What we see depends mainly on what we look for.
– John Lubbock
Did David Bearne ever publish his study on Self Ligating treatment Vs conventional where the idea was to do the Self Ligation in a Damonista style with Damon typical wire sequence and mechanics as opposed to a previous control study where the treatment plan was confirmed before the brackets were randomly chosen?
As regards this study, 2mm of arch expansion probably won’t sort out the amount of crowding that you see in literature and lectures supporting Self Ligation as something special, never mind the claims that it sorts out crowding and avoids extractions to correct canine relations.
In the interests of full disclosure – I do use Damon 3MX brackets, and enjoy doing so, but don’t attempt many of the Damon brocure style treatments or mechanics. I found my debond rate lowered, and I like the vertical slot and the choice of drop in hooks, if I have to retract a canine, I can hook a space closer spring in to the vertical slot and am happy for it to slide back without rotating much.
Speaking of arches – can you blog on arch form some day?
Thank you for the useful post.
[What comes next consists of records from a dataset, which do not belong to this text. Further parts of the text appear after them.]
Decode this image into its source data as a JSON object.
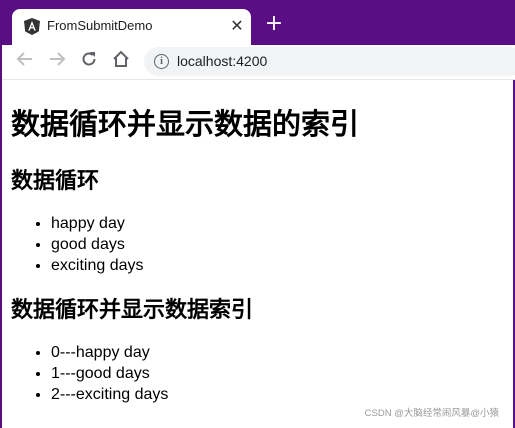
{
  "browser": {
    "tab_title": "FromSubmitDemo",
    "url": "localhost:4200",
    "accent_color": "#5a0e84"
  },
  "page": {
    "title": "数据循环并显示数据的索引",
    "section1": {
      "heading": "数据循环",
      "items": [
        "happy day",
        "good days",
        "exciting days"
      ]
    },
    "section2": {
      "heading": "数据循环并显示数据索引",
      "items": [
        "0---happy day",
        "1---good days",
        "2---exciting days"
      ]
    }
  },
  "watermark": "CSDN @大脑经常闹风暴@小猿"
}
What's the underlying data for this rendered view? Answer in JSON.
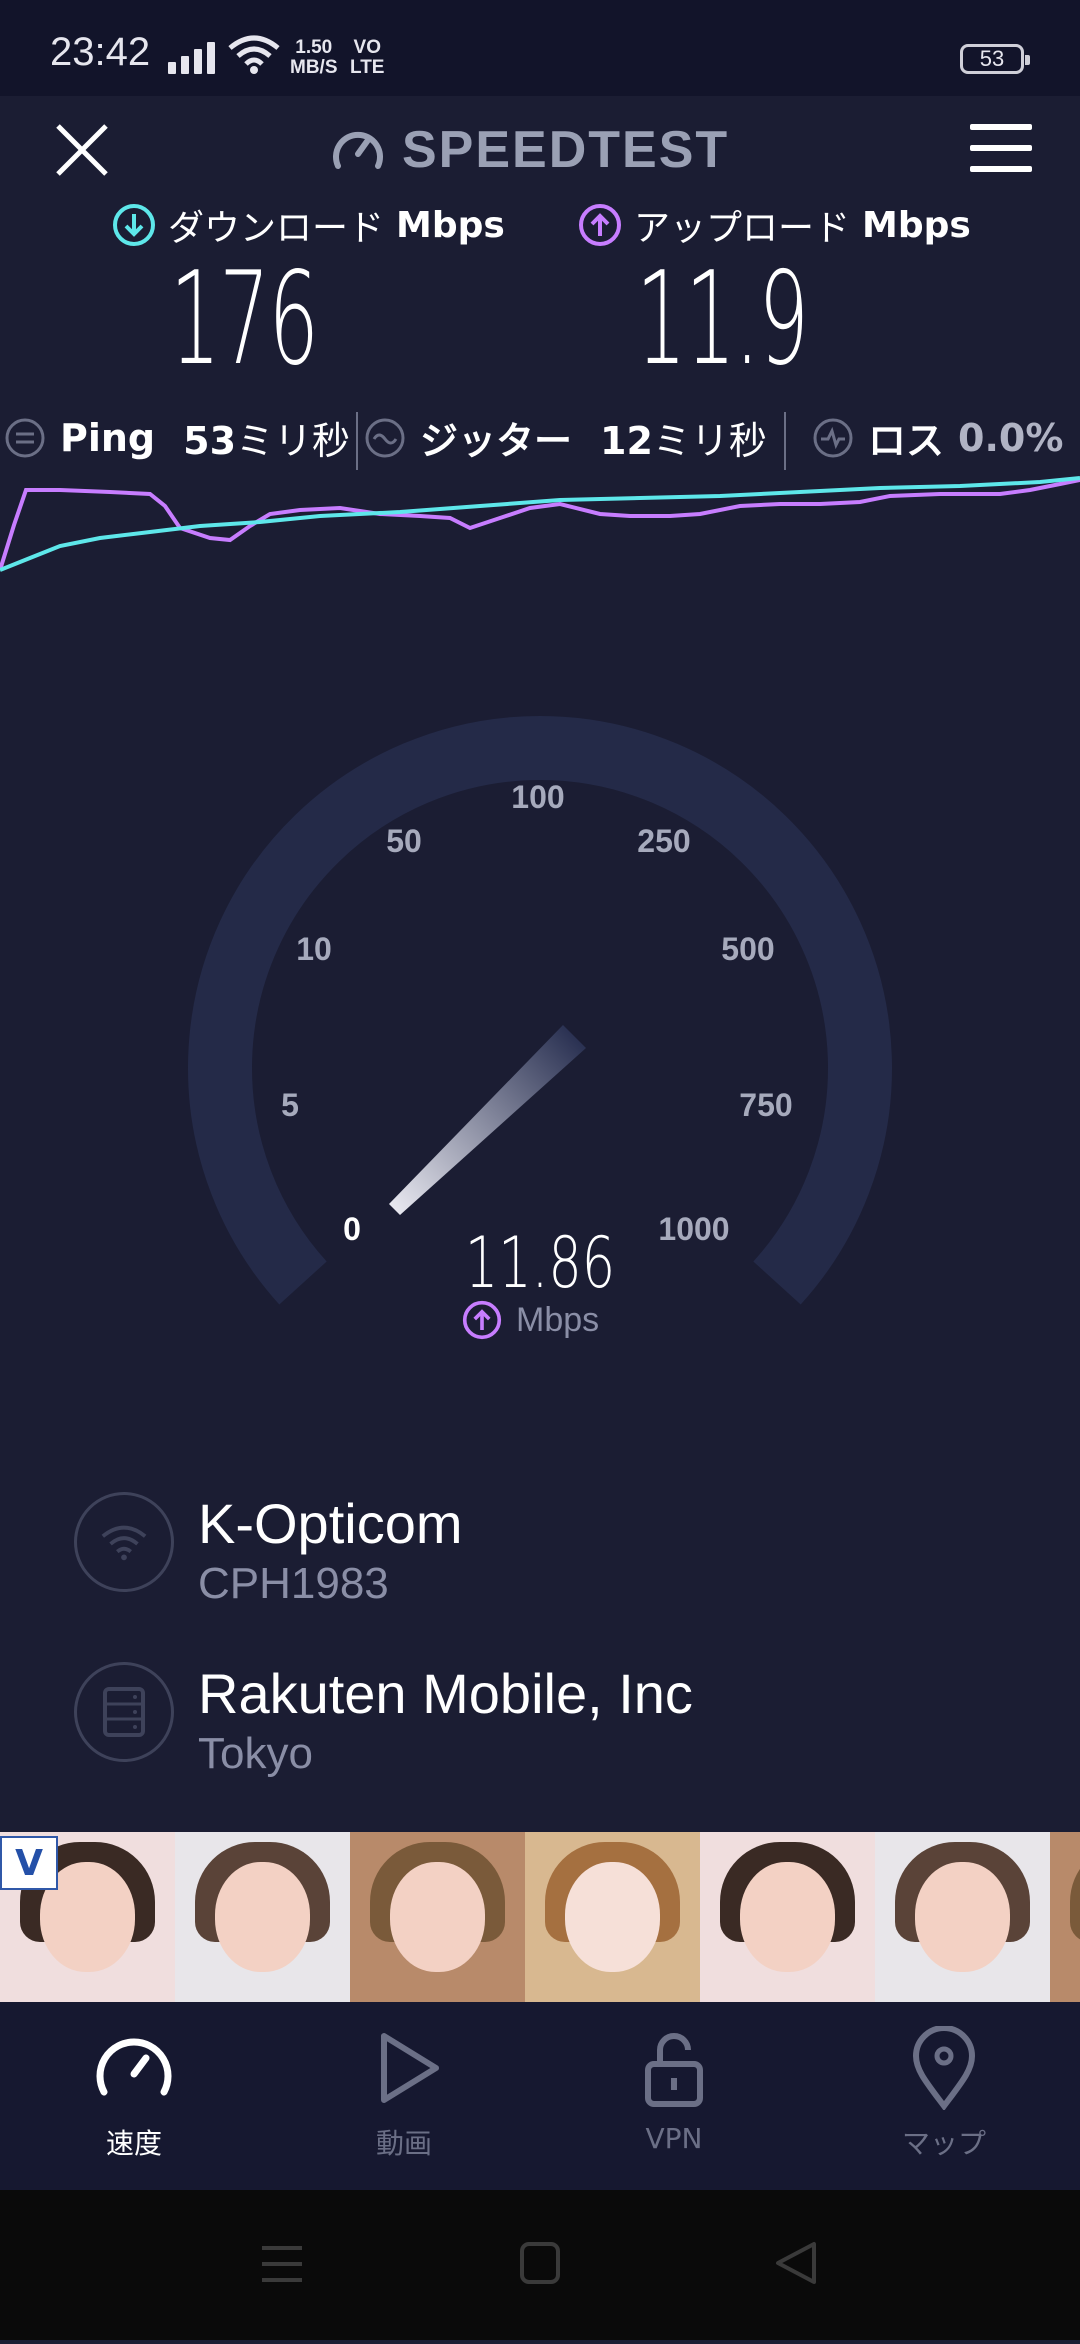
{
  "status_bar": {
    "time": "23:42",
    "net_speed_value": "1.50",
    "net_speed_unit": "MB/S",
    "volte_top": "VO",
    "volte_bottom": "LTE",
    "battery": "53"
  },
  "header": {
    "brand": "SPEEDTEST"
  },
  "download": {
    "label": "ダウンロード",
    "unit": "Mbps",
    "value": "176",
    "color": "#5ee7ea"
  },
  "upload": {
    "label": "アップロード",
    "unit": "Mbps",
    "value": "11.9",
    "color": "#c77dff"
  },
  "stats": {
    "ping_label": "Ping",
    "ping_value": "53",
    "ping_unit": "ミリ秒",
    "jitter_label": "ジッター",
    "jitter_value": "12",
    "jitter_unit": "ミリ秒",
    "loss_label": "ロス",
    "loss_value": "0.0%"
  },
  "gauge": {
    "ticks": [
      "0",
      "5",
      "10",
      "50",
      "100",
      "250",
      "500",
      "750",
      "1000"
    ],
    "current_value": "11.86",
    "unit": "Mbps"
  },
  "provider": {
    "name": "K-Opticom",
    "device": "CPH1983"
  },
  "server": {
    "name": "Rakuten Mobile, Inc",
    "location": "Tokyo"
  },
  "ad": {
    "logo_text": "V"
  },
  "nav": {
    "items": [
      {
        "label": "速度",
        "icon": "speedometer-icon",
        "active": true
      },
      {
        "label": "動画",
        "icon": "play-icon",
        "active": false
      },
      {
        "label": "VPN",
        "icon": "unlock-icon",
        "active": false
      },
      {
        "label": "マップ",
        "icon": "map-pin-icon",
        "active": false
      }
    ]
  }
}
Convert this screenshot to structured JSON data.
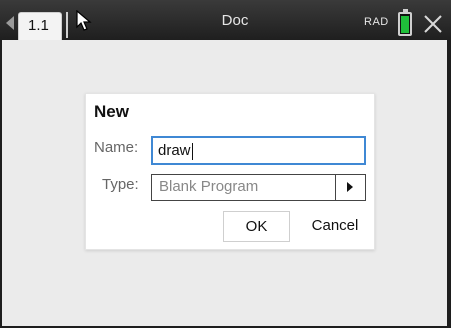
{
  "titlebar": {
    "tab_label": "1.1",
    "doc_title": "Doc",
    "angle_mode": "RAD",
    "battery_icon": "battery-icon",
    "close_icon": "close-icon",
    "nav_icon": "nav-left-arrow-icon",
    "cursor_icon": "pointer-cursor-icon"
  },
  "dialog": {
    "title": "New",
    "name_label": "Name:",
    "name_value": "draw",
    "type_label": "Type:",
    "type_value": "Blank Program",
    "ok_label": "OK",
    "cancel_label": "Cancel"
  },
  "colors": {
    "focus_border": "#3f88d4",
    "battery_fill": "#1fbf3a"
  }
}
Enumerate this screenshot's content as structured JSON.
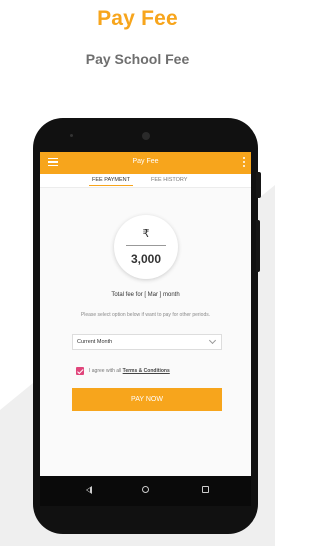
{
  "hero": {
    "title": "Pay Fee",
    "subtitle": "Pay School Fee"
  },
  "appbar": {
    "title": "Pay Fee",
    "menu_icon": "hamburger-menu-icon",
    "overflow_icon": "kebab-menu-icon"
  },
  "tabs": [
    {
      "label": "FEE PAYMENT",
      "active": true
    },
    {
      "label": "FEE HISTORY",
      "active": false
    }
  ],
  "amount": {
    "currency_symbol": "₹",
    "value": "3,000"
  },
  "total_text": "Total fee for [ Mar ] month",
  "hint_text": "Please select option below if want to pay for other periods.",
  "period_select": {
    "value": "Current Month"
  },
  "agree": {
    "checked": true,
    "prefix": "I agree with all ",
    "link": "Terms & Conditions"
  },
  "pay_button": "PAY NOW",
  "colors": {
    "accent": "#f7a51c",
    "checkbox": "#e0457b",
    "hero_subtitle": "#6f6f6f"
  }
}
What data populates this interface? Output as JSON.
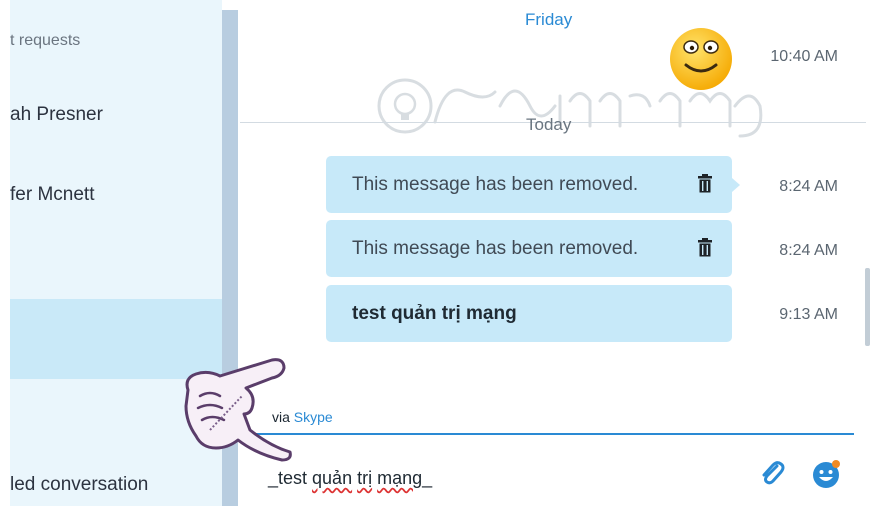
{
  "sidebar": {
    "items": [
      {
        "label": "t requests"
      },
      {
        "label": "ah Presner"
      },
      {
        "label": "fer Mcnett"
      },
      {
        "label": "led conversation"
      }
    ]
  },
  "chat": {
    "days": {
      "friday": "Friday",
      "today": "Today"
    },
    "smiley_time": "10:40 AM",
    "messages": [
      {
        "text": "This message has been removed.",
        "time": "8:24 AM",
        "icon": "trash-icon"
      },
      {
        "text": "This message has been removed.",
        "time": "8:24 AM",
        "icon": "trash-icon"
      },
      {
        "text": "test quản trị mạng",
        "time": "9:13 AM"
      }
    ],
    "via": {
      "prefix": "via ",
      "service": "Skype"
    },
    "compose": {
      "before": "_test ",
      "words": [
        "quản",
        "trị",
        "mạng"
      ],
      "after": "_"
    }
  },
  "colors": {
    "accent": "#2a8ad4",
    "bubble": "#c7e9f9",
    "sidebar": "#eaf6fc",
    "selected": "#c9e9f8"
  },
  "icons": [
    "trash-icon",
    "paperclip-icon",
    "emoji-icon",
    "smiley-emoticon",
    "pointing-hand-icon"
  ]
}
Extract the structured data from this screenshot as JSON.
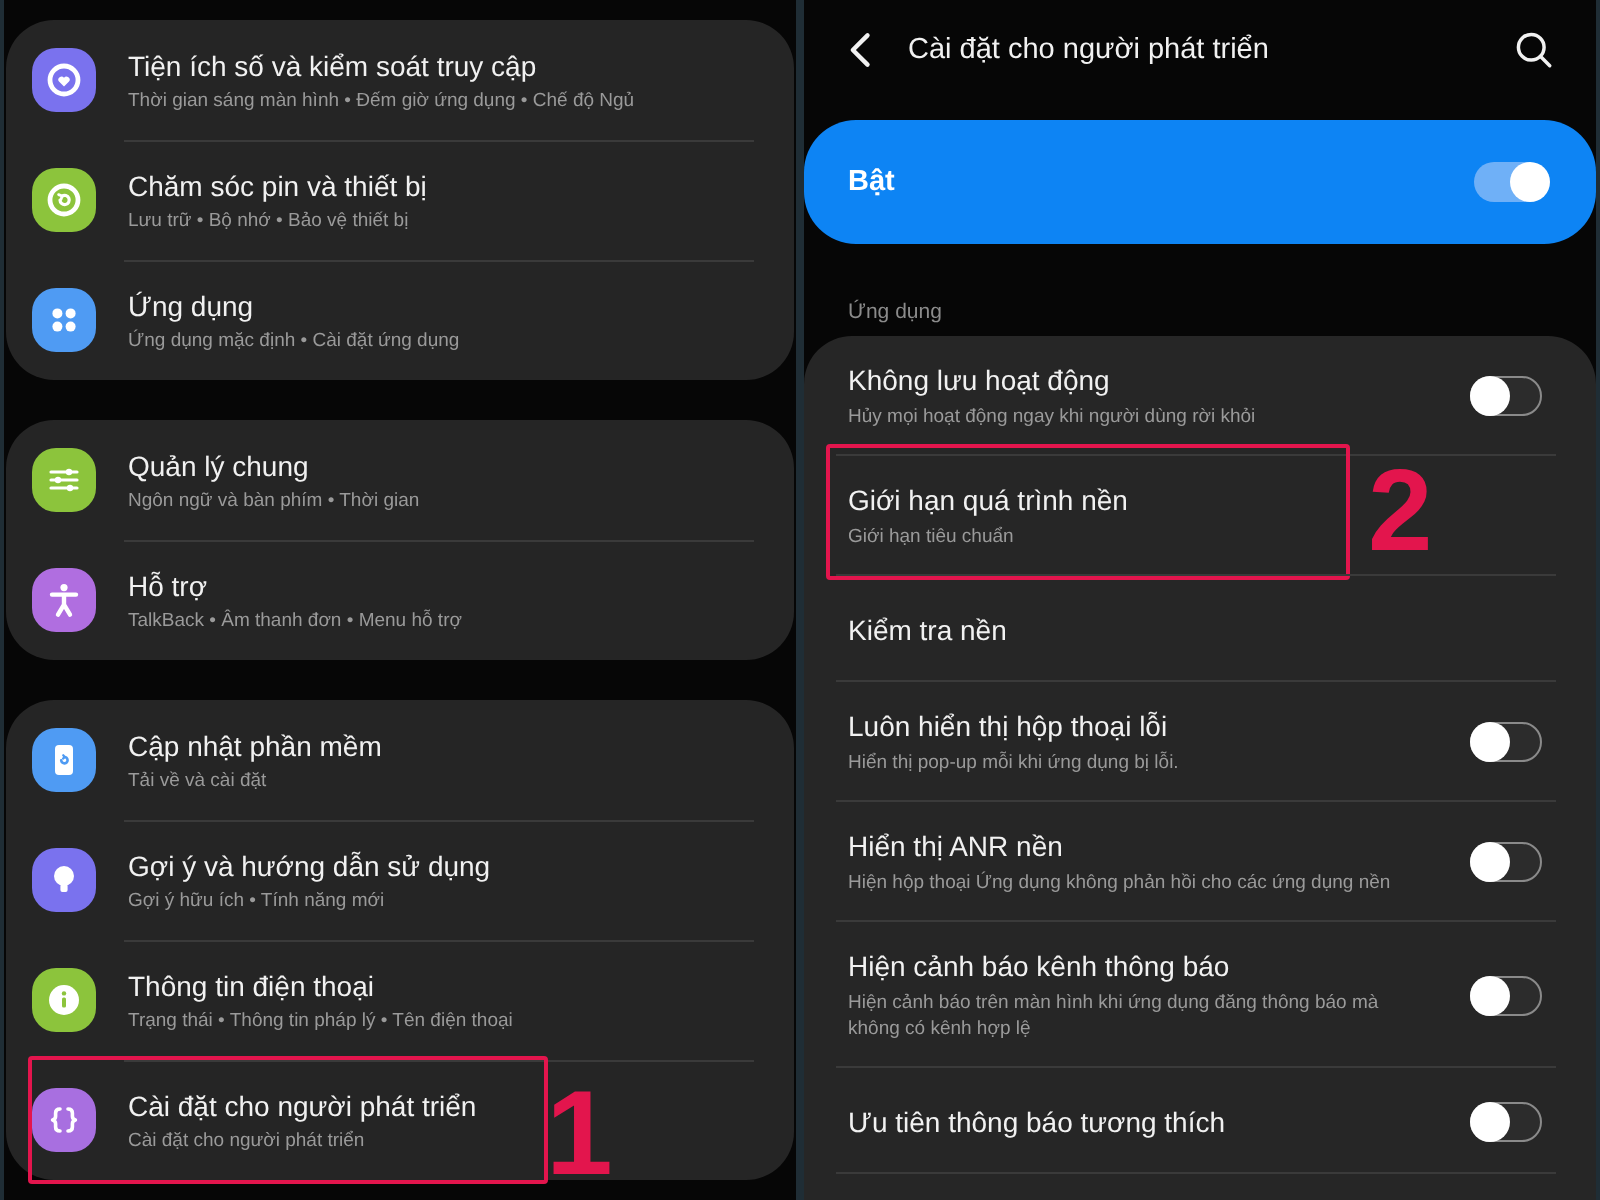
{
  "left_screen": {
    "groups": [
      {
        "items": [
          {
            "title": "Tiện ích số và kiểm soát truy cập",
            "subtitle": "Thời gian sáng màn hình • Đếm giờ ứng dụng • Chế độ Ngủ",
            "color": "#7a72ee"
          },
          {
            "title": "Chăm sóc pin và thiết bị",
            "subtitle": "Lưu trữ • Bộ nhớ • Bảo vệ thiết bị",
            "color": "#8cc43c"
          },
          {
            "title": "Ứng dụng",
            "subtitle": "Ứng dụng mặc định • Cài đặt ứng dụng",
            "color": "#4f9bf3"
          }
        ]
      },
      {
        "items": [
          {
            "title": "Quản lý chung",
            "subtitle": "Ngôn ngữ và bàn phím • Thời gian",
            "color": "#8cc43c"
          },
          {
            "title": "Hỗ trợ",
            "subtitle": "TalkBack • Âm thanh đơn • Menu hỗ trợ",
            "color": "#b06ee0"
          }
        ]
      },
      {
        "items": [
          {
            "title": "Cập nhật phần mềm",
            "subtitle": "Tải về và cài đặt",
            "color": "#4f9bf3"
          },
          {
            "title": "Gợi ý và hướng dẫn sử dụng",
            "subtitle": "Gợi ý hữu ích • Tính năng mới",
            "color": "#7a72ee"
          },
          {
            "title": "Thông tin điện thoại",
            "subtitle": "Trạng thái • Thông tin pháp lý • Tên điện thoại",
            "color": "#8cc43c"
          },
          {
            "title": "Cài đặt cho người phát triển",
            "subtitle": "Cài đặt cho người phát triển",
            "color": "#a86fe0",
            "callout": "1"
          }
        ]
      }
    ]
  },
  "right_screen": {
    "header": {
      "title": "Cài đặt cho người phát triển"
    },
    "master_switch": {
      "label": "Bật",
      "on": true
    },
    "section": {
      "label": "Ứng dụng"
    },
    "settings": [
      {
        "kind": "switch",
        "title": "Không lưu hoạt động",
        "subtitle": "Hủy mọi hoạt động ngay khi người dùng rời khỏi",
        "on": false
      },
      {
        "kind": "link",
        "title": "Giới hạn quá trình nền",
        "subtitle": "Giới hạn tiêu chuẩn",
        "callout": "2"
      },
      {
        "kind": "link",
        "title": "Kiểm tra nền"
      },
      {
        "kind": "switch",
        "title": "Luôn hiển thị hộp thoại lỗi",
        "subtitle": "Hiển thị pop-up mỗi khi ứng dụng bị lỗi.",
        "on": false
      },
      {
        "kind": "switch",
        "title": "Hiển thị ANR nền",
        "subtitle": "Hiện hộp thoại Ứng dụng không phản hồi cho các ứng dụng nền",
        "on": false
      },
      {
        "kind": "switch",
        "title": "Hiện cảnh báo kênh thông báo",
        "subtitle": "Hiện cảnh báo trên màn hình khi ứng dụng đăng thông báo mà không có kênh hợp lệ",
        "on": false
      },
      {
        "kind": "switch",
        "title": "Ưu tiên thông báo tương thích",
        "on": false
      }
    ]
  }
}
I’m a big fan of your work and blog.
I agree with Dr. Ulfr, one important effect of interest is the pre and post-expansion evaluation of alveolar support (fenestration and dehiscence). There is an apparently well conducted randomized clinical trial evaluating the alveolar support with CBCT. (Orthod Craniofac Res. 2011;14:222-33 http://onlinelibrary.wiley.com/doi/10.1111/j.1601-6343.2011.01527.x/abstract). On the measure of effect there are two main problems. First they only report the volumetric size of buccal bone plate of the second premolar; it would be useful for all posterior teeth and linear measurements would be more clear (at least for me). The second problem is that it was made in 2004-2009 (enrollment started in December 2004 and was completed by November 2009), at that time CBCT had higher than current error, which did not allow evaluating small bone changes. It would be very useful to repeat this same design with current scanners (although the error of the method still would not be ideal for these measurements). It seems very strange that have not been repeated this type of study. Perhaps the high cost could be an explanation.
Wasn’t this what Angle proposed through his “E” arch- Expand the arches, alveolar bone will grow ? As you have pointed out this would have happenned with any other “system” as well. Unless the inclusion criteria included only ‘contracted arches’ as indicated by standard arch width analyses- expansion may not be the best treatment option. Expanding without ability to retain is another aspect.
A wonderful critical appraisal of the article sir. Self ligating brackets still remains a controversial research topic. Such research articles may misguide the clinician into treating patients with non extraction modality.